I used to get a little annoyed with my parents in the early years of my recuperation. They devised a new code to speak between themselves. I was totally reliant on lip reading to understand what was going on. So, when they wished to discuss something privately and I was in the room, they would talk through their teeth without moving their lips. I was stymied. I knew they were talking about something, probably me, but this lip reading creature had no idea what they were saying. It wasn’t until I had my brilliant Cochlear Implants that I was able to crack their code!

As part of my brains healing process, my occupational therapist used to try and persuade me to do puzzles, particularly crossword puzzles. How I hated them! Recently however I found my two best friends poring over a newspaper.
“I think it’s pounced,” muttered B.
“ I’m just worried about cauliflower,” replied Jans.
“Mmmmmmmm,” they murmured in unison.
‘Oh, glory, they’re working on a crossword puzzle,’ I thought. I am totally useless at crossword puzzles. The three of us do things together. I would never cope with crossword puzzles!
“What are you up to?”
“We’re doing a Codeword puzzle,” B answered. “No, stop scowling! I’ll show you how it works.”
She pointed out a crossword puzzle type frame. In it three letters of the alphabet were strewn at odd places around the puzzle. These are the ‘clues’ to the rest of the puzzle!
“Down here you have the alphabet with the three letters crossed out. Now you have to fill in the rest to make up words.”
Hesitantly I made a suggestion.
“Yeah, Gaye, I think that could work,” said B with a smile.
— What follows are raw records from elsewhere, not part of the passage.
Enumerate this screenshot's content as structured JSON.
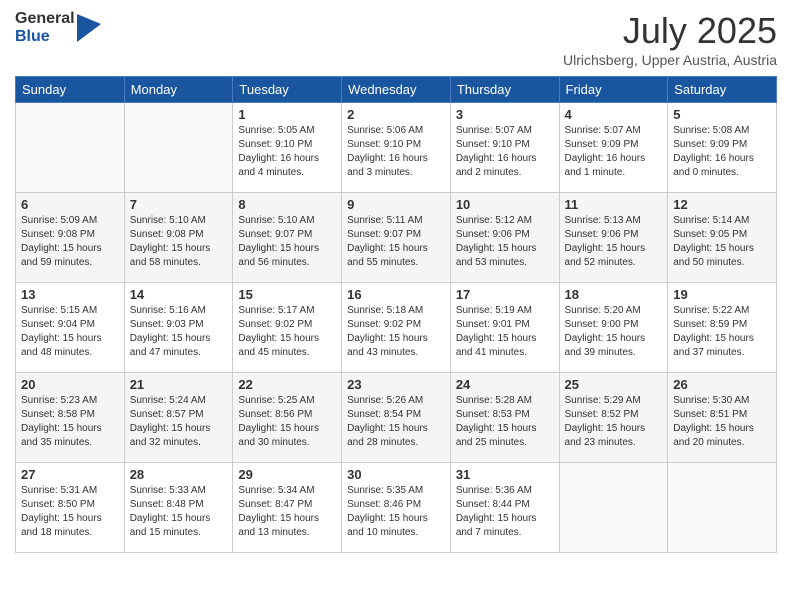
{
  "logo": {
    "general": "General",
    "blue": "Blue"
  },
  "header": {
    "month_year": "July 2025",
    "location": "Ulrichsberg, Upper Austria, Austria"
  },
  "weekdays": [
    "Sunday",
    "Monday",
    "Tuesday",
    "Wednesday",
    "Thursday",
    "Friday",
    "Saturday"
  ],
  "days": [
    {
      "num": "",
      "info": ""
    },
    {
      "num": "",
      "info": ""
    },
    {
      "num": "1",
      "info": "Sunrise: 5:05 AM\nSunset: 9:10 PM\nDaylight: 16 hours\nand 4 minutes."
    },
    {
      "num": "2",
      "info": "Sunrise: 5:06 AM\nSunset: 9:10 PM\nDaylight: 16 hours\nand 3 minutes."
    },
    {
      "num": "3",
      "info": "Sunrise: 5:07 AM\nSunset: 9:10 PM\nDaylight: 16 hours\nand 2 minutes."
    },
    {
      "num": "4",
      "info": "Sunrise: 5:07 AM\nSunset: 9:09 PM\nDaylight: 16 hours\nand 1 minute."
    },
    {
      "num": "5",
      "info": "Sunrise: 5:08 AM\nSunset: 9:09 PM\nDaylight: 16 hours\nand 0 minutes."
    },
    {
      "num": "6",
      "info": "Sunrise: 5:09 AM\nSunset: 9:08 PM\nDaylight: 15 hours\nand 59 minutes."
    },
    {
      "num": "7",
      "info": "Sunrise: 5:10 AM\nSunset: 9:08 PM\nDaylight: 15 hours\nand 58 minutes."
    },
    {
      "num": "8",
      "info": "Sunrise: 5:10 AM\nSunset: 9:07 PM\nDaylight: 15 hours\nand 56 minutes."
    },
    {
      "num": "9",
      "info": "Sunrise: 5:11 AM\nSunset: 9:07 PM\nDaylight: 15 hours\nand 55 minutes."
    },
    {
      "num": "10",
      "info": "Sunrise: 5:12 AM\nSunset: 9:06 PM\nDaylight: 15 hours\nand 53 minutes."
    },
    {
      "num": "11",
      "info": "Sunrise: 5:13 AM\nSunset: 9:06 PM\nDaylight: 15 hours\nand 52 minutes."
    },
    {
      "num": "12",
      "info": "Sunrise: 5:14 AM\nSunset: 9:05 PM\nDaylight: 15 hours\nand 50 minutes."
    },
    {
      "num": "13",
      "info": "Sunrise: 5:15 AM\nSunset: 9:04 PM\nDaylight: 15 hours\nand 48 minutes."
    },
    {
      "num": "14",
      "info": "Sunrise: 5:16 AM\nSunset: 9:03 PM\nDaylight: 15 hours\nand 47 minutes."
    },
    {
      "num": "15",
      "info": "Sunrise: 5:17 AM\nSunset: 9:02 PM\nDaylight: 15 hours\nand 45 minutes."
    },
    {
      "num": "16",
      "info": "Sunrise: 5:18 AM\nSunset: 9:02 PM\nDaylight: 15 hours\nand 43 minutes."
    },
    {
      "num": "17",
      "info": "Sunrise: 5:19 AM\nSunset: 9:01 PM\nDaylight: 15 hours\nand 41 minutes."
    },
    {
      "num": "18",
      "info": "Sunrise: 5:20 AM\nSunset: 9:00 PM\nDaylight: 15 hours\nand 39 minutes."
    },
    {
      "num": "19",
      "info": "Sunrise: 5:22 AM\nSunset: 8:59 PM\nDaylight: 15 hours\nand 37 minutes."
    },
    {
      "num": "20",
      "info": "Sunrise: 5:23 AM\nSunset: 8:58 PM\nDaylight: 15 hours\nand 35 minutes."
    },
    {
      "num": "21",
      "info": "Sunrise: 5:24 AM\nSunset: 8:57 PM\nDaylight: 15 hours\nand 32 minutes."
    },
    {
      "num": "22",
      "info": "Sunrise: 5:25 AM\nSunset: 8:56 PM\nDaylight: 15 hours\nand 30 minutes."
    },
    {
      "num": "23",
      "info": "Sunrise: 5:26 AM\nSunset: 8:54 PM\nDaylight: 15 hours\nand 28 minutes."
    },
    {
      "num": "24",
      "info": "Sunrise: 5:28 AM\nSunset: 8:53 PM\nDaylight: 15 hours\nand 25 minutes."
    },
    {
      "num": "25",
      "info": "Sunrise: 5:29 AM\nSunset: 8:52 PM\nDaylight: 15 hours\nand 23 minutes."
    },
    {
      "num": "26",
      "info": "Sunrise: 5:30 AM\nSunset: 8:51 PM\nDaylight: 15 hours\nand 20 minutes."
    },
    {
      "num": "27",
      "info": "Sunrise: 5:31 AM\nSunset: 8:50 PM\nDaylight: 15 hours\nand 18 minutes."
    },
    {
      "num": "28",
      "info": "Sunrise: 5:33 AM\nSunset: 8:48 PM\nDaylight: 15 hours\nand 15 minutes."
    },
    {
      "num": "29",
      "info": "Sunrise: 5:34 AM\nSunset: 8:47 PM\nDaylight: 15 hours\nand 13 minutes."
    },
    {
      "num": "30",
      "info": "Sunrise: 5:35 AM\nSunset: 8:46 PM\nDaylight: 15 hours\nand 10 minutes."
    },
    {
      "num": "31",
      "info": "Sunrise: 5:36 AM\nSunset: 8:44 PM\nDaylight: 15 hours\nand 7 minutes."
    },
    {
      "num": "",
      "info": ""
    },
    {
      "num": "",
      "info": ""
    },
    {
      "num": "",
      "info": ""
    }
  ]
}
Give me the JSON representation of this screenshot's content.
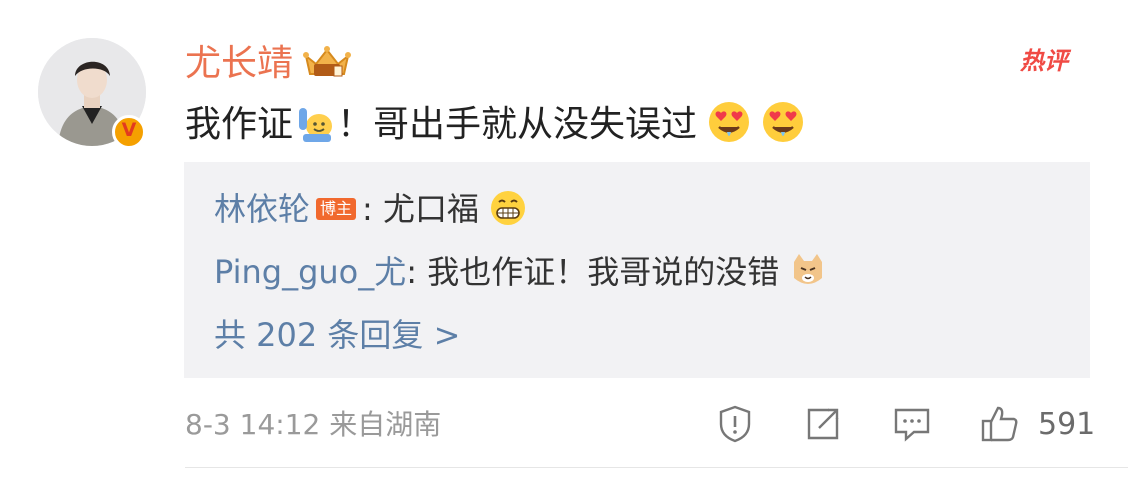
{
  "comment": {
    "username": "尤长靖",
    "hot_tag": "热评",
    "text_part1": "我作证",
    "text_part2": "！哥出手就从没失误过",
    "verified_badge": "V"
  },
  "replies": [
    {
      "user": "林依轮",
      "badge": "博主",
      "text": ": 尤口福"
    },
    {
      "user": "Ping_guo_尤",
      "text": ": 我也作证！我哥说的没错"
    }
  ],
  "more_replies": "共 202 条回复 >",
  "footer": {
    "meta": "8-3 14:12  来自湖南",
    "like_count": "591"
  },
  "icons": [
    "crown-icon",
    "raise-hand-emoji",
    "heart-eyes-emoji",
    "grin-emoji",
    "cat-emoji",
    "report-icon",
    "share-icon",
    "comment-icon",
    "like-icon"
  ]
}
I joined in solving the puzzle and found to my delight that I could do it. To my relief, I discovered that over the years my brain had improved.
I am now able to do Codewords. It takes me a long time and, unlike B and Jans, I do the easy ones. But their feelings on completion, are nothing compared to mine. The satisfaction when I complete a puzzle is insurmountable. I look at all the painstakingly filled in words with utter delight and joy!
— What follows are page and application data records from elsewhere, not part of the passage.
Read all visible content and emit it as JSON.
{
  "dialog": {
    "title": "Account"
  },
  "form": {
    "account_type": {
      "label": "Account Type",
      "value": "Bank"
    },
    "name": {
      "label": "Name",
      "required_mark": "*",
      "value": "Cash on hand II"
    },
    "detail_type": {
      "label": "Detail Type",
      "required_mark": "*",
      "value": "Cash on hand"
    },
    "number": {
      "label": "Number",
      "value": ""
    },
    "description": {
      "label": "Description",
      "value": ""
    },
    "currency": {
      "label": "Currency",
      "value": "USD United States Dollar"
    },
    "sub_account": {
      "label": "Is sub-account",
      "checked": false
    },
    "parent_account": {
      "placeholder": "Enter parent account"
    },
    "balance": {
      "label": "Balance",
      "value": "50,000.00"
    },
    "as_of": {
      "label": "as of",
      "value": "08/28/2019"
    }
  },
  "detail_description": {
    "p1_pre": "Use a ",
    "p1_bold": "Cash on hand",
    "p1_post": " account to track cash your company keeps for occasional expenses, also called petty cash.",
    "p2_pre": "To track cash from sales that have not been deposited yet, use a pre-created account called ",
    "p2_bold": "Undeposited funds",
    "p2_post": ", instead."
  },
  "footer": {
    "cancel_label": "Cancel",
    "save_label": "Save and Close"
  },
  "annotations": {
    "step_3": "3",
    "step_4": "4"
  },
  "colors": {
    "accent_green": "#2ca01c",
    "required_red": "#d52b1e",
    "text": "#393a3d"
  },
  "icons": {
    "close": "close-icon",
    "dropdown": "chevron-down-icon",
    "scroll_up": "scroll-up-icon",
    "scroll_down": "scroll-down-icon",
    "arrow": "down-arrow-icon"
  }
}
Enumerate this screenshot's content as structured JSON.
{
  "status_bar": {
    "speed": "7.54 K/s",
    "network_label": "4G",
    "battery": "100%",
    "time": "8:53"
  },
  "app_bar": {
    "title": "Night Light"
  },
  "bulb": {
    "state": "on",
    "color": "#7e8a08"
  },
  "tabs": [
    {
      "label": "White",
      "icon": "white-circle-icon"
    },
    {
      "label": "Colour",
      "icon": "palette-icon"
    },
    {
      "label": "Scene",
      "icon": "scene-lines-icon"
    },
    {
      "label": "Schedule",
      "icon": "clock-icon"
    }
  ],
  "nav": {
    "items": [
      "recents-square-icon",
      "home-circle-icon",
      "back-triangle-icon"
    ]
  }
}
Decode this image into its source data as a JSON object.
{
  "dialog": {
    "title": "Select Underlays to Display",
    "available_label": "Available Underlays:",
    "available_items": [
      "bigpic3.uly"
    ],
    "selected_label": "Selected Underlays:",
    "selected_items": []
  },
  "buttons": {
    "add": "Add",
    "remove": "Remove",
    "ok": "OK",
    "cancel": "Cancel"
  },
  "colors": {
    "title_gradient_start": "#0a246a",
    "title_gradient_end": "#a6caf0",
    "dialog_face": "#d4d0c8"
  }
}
The CodeCracker CodeWord Puzzle from the Cape Times

I now have a Codeword App on my iPad. I try and get this brain of mine to battle with a puzzle daily. It is good for my damaged brain. It is good for every brain! Medical gurus now tell us that puzzles stave off brain ‘old age’! I wish to have a vitally working brain in my eighty year old body!

With a smile, I think back to my childhood code, the sign language code, my parents code and I now look at the Codeword puzzle that tries to baffle me. It won’t though. I won’t let it.
I have always had a desire to crack life’s codes. There are those that I solve and those that I learn from.

That is the wonder of this code of life!